* EXERCISE PROMPT
The answer must be every line of the data that holds the word "this".
******************************
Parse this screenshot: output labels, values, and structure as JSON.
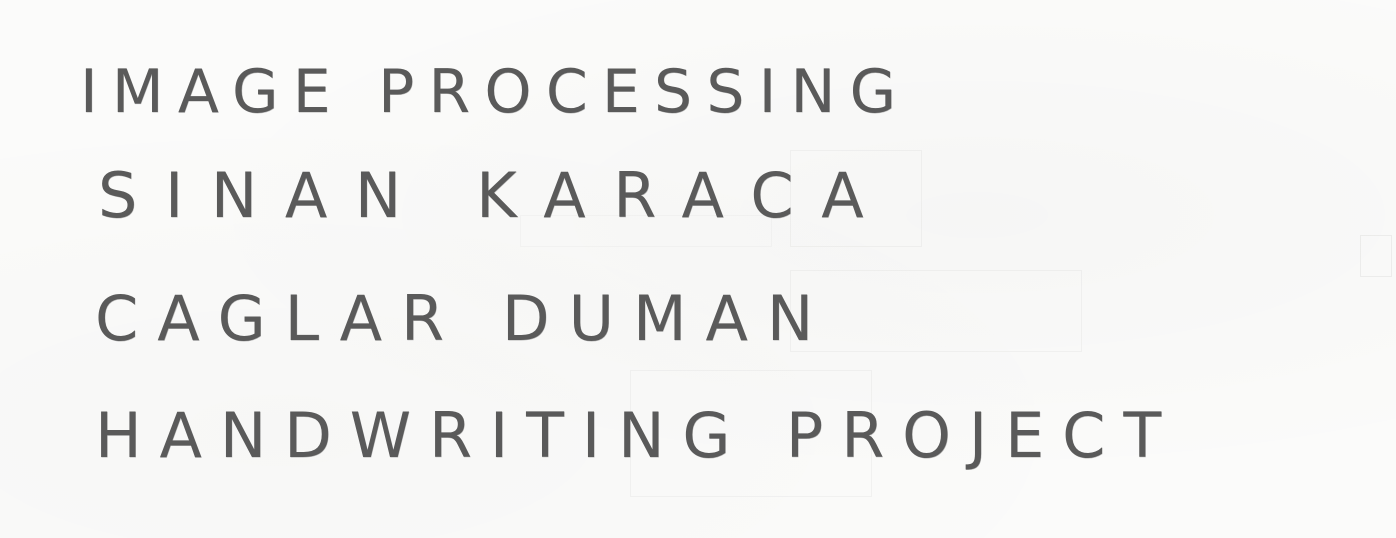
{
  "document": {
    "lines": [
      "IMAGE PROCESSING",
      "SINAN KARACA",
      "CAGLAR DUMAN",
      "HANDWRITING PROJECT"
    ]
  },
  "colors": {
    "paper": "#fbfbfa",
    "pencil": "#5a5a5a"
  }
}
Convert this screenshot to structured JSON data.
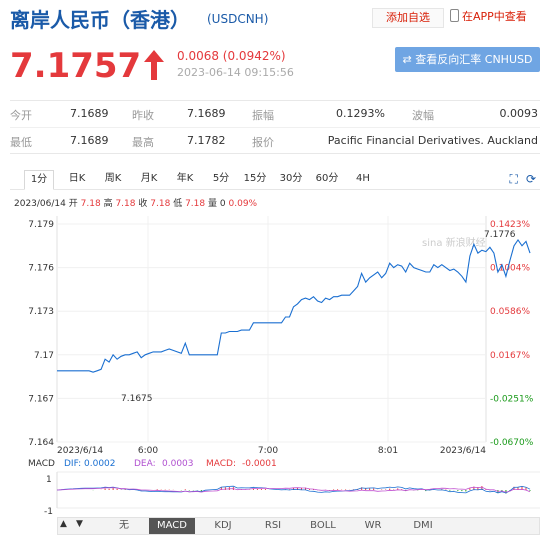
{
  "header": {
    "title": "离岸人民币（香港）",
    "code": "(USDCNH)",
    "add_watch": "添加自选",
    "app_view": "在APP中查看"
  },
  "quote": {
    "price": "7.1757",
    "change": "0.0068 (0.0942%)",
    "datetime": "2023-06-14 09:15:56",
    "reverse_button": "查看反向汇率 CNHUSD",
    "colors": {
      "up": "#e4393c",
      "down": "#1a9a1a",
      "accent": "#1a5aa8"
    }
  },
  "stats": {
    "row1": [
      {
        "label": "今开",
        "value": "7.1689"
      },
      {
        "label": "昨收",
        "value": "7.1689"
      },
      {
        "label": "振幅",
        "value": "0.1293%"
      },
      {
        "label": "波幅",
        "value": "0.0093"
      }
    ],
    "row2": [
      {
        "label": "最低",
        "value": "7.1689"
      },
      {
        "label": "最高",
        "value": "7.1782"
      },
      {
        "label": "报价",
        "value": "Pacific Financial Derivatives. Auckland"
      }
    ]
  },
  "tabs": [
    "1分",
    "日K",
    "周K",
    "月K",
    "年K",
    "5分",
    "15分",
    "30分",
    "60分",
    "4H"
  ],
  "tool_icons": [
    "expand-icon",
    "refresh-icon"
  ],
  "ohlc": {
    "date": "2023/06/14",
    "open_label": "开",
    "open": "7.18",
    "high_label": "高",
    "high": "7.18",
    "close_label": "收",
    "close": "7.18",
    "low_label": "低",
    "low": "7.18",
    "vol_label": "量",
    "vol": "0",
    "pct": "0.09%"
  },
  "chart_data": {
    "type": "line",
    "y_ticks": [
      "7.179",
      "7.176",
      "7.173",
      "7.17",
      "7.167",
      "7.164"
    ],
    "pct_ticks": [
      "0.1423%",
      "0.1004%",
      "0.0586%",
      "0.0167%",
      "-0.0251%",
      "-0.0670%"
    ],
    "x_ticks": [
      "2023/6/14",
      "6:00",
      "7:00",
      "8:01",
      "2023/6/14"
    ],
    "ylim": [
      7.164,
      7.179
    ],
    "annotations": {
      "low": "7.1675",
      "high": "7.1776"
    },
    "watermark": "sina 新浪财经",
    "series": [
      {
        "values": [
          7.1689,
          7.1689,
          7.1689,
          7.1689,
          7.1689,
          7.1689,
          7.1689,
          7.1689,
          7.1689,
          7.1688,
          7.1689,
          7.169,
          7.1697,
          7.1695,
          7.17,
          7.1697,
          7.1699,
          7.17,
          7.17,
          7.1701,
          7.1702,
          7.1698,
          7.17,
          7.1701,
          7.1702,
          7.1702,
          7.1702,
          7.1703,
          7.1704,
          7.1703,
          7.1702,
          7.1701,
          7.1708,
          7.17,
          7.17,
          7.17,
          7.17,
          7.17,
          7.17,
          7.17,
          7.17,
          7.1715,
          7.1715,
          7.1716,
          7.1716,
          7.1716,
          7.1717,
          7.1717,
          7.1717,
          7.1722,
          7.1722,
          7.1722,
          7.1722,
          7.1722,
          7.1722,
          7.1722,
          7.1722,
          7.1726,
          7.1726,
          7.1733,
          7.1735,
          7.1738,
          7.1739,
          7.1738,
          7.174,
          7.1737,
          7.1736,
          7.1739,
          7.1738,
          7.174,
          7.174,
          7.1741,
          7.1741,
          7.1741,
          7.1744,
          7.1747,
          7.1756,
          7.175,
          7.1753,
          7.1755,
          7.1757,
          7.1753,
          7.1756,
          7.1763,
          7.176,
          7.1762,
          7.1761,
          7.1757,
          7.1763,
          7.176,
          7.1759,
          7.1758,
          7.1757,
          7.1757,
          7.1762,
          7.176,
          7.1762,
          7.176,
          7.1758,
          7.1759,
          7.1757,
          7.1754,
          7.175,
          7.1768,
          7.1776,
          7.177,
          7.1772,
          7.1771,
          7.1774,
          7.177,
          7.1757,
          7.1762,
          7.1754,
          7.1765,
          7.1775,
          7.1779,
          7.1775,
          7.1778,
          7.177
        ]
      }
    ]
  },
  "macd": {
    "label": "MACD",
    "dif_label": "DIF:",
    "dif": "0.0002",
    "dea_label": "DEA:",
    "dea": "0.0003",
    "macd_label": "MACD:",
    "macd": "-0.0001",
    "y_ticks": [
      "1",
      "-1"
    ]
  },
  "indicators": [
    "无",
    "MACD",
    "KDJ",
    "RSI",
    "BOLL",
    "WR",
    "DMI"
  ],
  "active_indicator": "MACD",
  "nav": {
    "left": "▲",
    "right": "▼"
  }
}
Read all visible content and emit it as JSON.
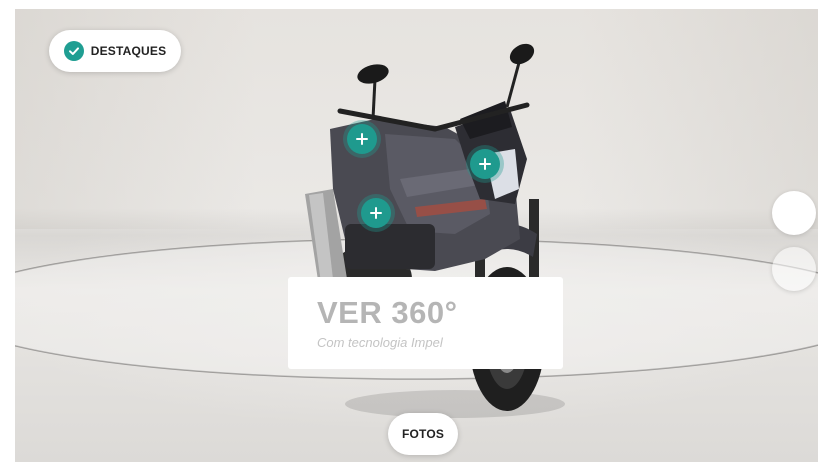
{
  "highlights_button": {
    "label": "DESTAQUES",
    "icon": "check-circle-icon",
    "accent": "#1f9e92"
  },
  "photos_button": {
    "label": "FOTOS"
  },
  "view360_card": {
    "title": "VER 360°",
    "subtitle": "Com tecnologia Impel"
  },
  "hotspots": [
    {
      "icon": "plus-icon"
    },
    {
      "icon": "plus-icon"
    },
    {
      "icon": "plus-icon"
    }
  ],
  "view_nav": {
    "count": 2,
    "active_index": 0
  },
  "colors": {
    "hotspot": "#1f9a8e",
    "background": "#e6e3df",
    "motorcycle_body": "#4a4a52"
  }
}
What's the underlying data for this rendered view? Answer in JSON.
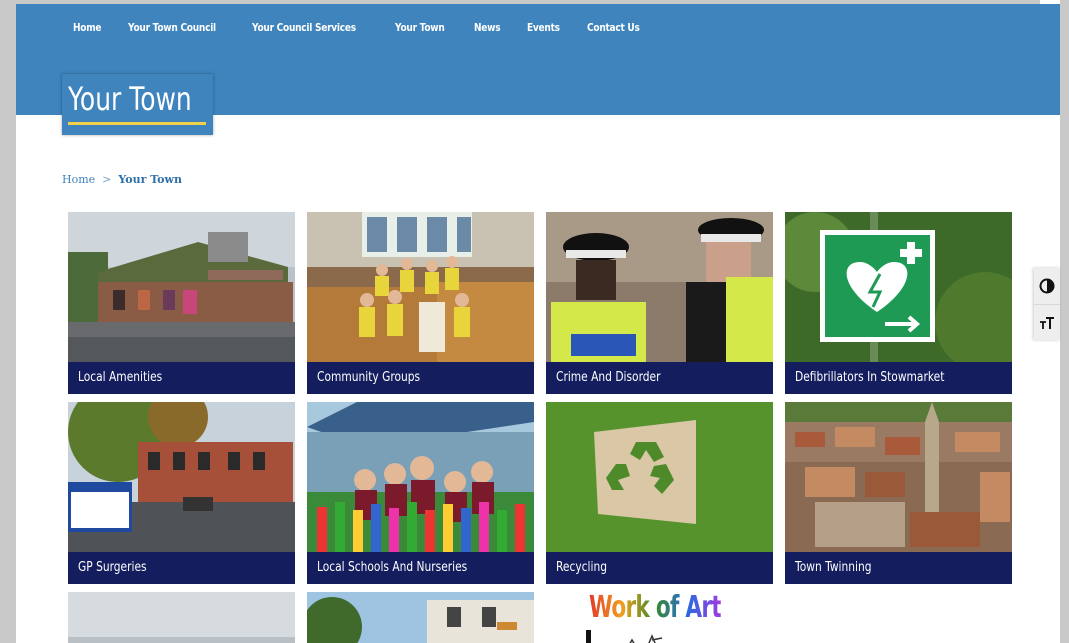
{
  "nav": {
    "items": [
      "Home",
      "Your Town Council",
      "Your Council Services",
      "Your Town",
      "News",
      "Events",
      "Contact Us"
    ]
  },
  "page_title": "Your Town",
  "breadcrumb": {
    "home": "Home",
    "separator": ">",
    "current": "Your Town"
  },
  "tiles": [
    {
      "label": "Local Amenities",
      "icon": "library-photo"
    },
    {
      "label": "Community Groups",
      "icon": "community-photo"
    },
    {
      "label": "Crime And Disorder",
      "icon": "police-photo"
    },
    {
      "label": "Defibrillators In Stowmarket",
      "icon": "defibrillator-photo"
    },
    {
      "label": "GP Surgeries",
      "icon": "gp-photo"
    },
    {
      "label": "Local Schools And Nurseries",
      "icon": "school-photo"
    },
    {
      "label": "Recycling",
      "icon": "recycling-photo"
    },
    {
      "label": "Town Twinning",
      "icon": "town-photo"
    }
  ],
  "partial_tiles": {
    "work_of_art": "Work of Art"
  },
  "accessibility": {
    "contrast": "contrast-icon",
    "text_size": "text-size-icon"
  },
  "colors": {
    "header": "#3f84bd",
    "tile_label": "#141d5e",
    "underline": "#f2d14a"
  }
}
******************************
* REPLY TO THE TASK
Parse this screenshot: output labels, values, and structure as JSON.
Convert this screenshot to structured JSON data.
What's the underlying data for this rendered view? Answer in JSON.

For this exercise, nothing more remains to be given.